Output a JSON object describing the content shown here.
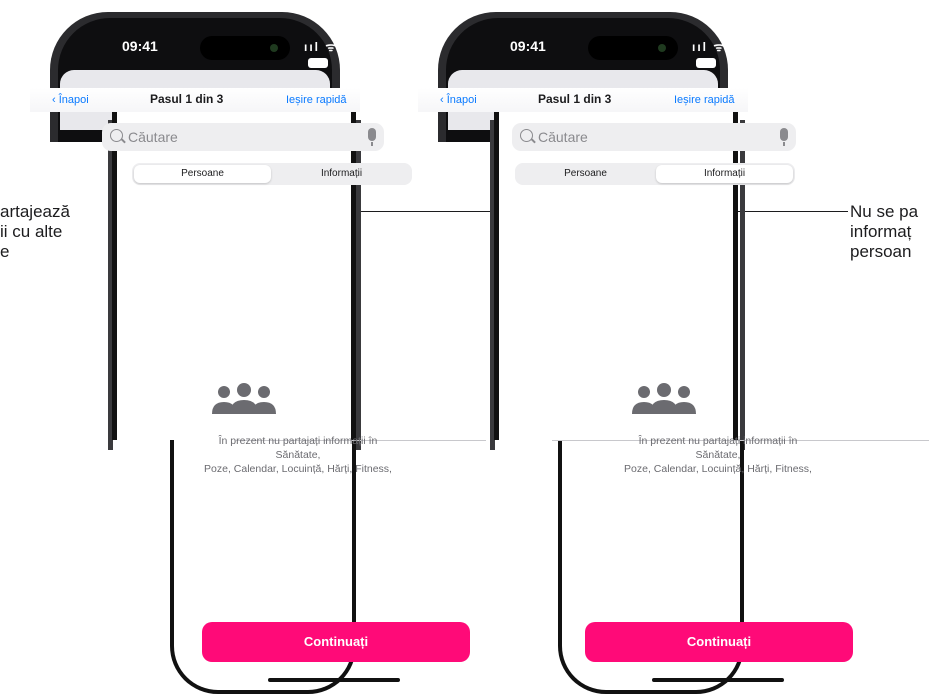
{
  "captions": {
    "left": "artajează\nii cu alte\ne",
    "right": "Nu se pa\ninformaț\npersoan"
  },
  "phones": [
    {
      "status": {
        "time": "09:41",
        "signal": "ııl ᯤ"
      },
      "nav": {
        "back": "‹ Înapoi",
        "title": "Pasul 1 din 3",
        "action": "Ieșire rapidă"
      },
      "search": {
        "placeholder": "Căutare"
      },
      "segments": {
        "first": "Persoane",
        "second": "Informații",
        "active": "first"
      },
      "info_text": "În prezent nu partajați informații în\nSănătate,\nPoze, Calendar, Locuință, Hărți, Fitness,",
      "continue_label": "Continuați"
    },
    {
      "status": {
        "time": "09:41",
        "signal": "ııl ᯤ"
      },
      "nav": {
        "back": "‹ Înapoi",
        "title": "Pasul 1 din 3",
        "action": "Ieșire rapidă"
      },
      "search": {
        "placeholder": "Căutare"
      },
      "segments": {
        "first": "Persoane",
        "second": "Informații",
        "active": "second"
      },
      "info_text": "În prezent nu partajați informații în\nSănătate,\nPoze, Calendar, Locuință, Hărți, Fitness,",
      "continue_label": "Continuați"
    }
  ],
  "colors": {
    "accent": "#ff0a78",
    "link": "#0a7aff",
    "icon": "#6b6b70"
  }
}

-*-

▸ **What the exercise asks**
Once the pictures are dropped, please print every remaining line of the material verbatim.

▸ **Output for this task**
Output a JSON object describing the content shown here.
{
  "captions": {
    "left": "artajează\nii cu alte\ne",
    "right": "Nu se pa\ninformaț\npersoan"
  },
  "phones": [
    {
      "status": {
        "time": "09:41",
        "signal": "ııl ᯤ"
      },
      "nav": {
        "back": "‹ Înapoi",
        "title": "Pasul 1 din 3",
        "action": "Ieșire rapidă"
      },
      "search": {
        "placeholder": "Căutare"
      },
      "segments": {
        "first": "Persoane",
        "second": "Informații",
        "active": "first"
      },
      "info_text": "În prezent nu partajați informații în\nSănătate,\nPoze, Calendar, Locuință, Hărți, Fitness,",
      "continue_label": "Continuați"
    },
    {
      "status": {
        "time": "09:41",
        "signal": "ııl ᯤ"
      },
      "nav": {
        "back": "‹ Înapoi",
        "title": "Pasul 1 din 3",
        "action": "Ieșire rapidă"
      },
      "search": {
        "placeholder": "Căutare"
      },
      "segments": {
        "first": "Persoane",
        "second": "Informații",
        "active": "second"
      },
      "info_text": "În prezent nu partajați informații în\nSănătate,\nPoze, Calendar, Locuință, Hărți, Fitness,",
      "continue_label": "Continuați"
    }
  ],
  "colors": {
    "accent": "#ff0a78",
    "link": "#0a7aff",
    "icon": "#6b6b70"
  }
}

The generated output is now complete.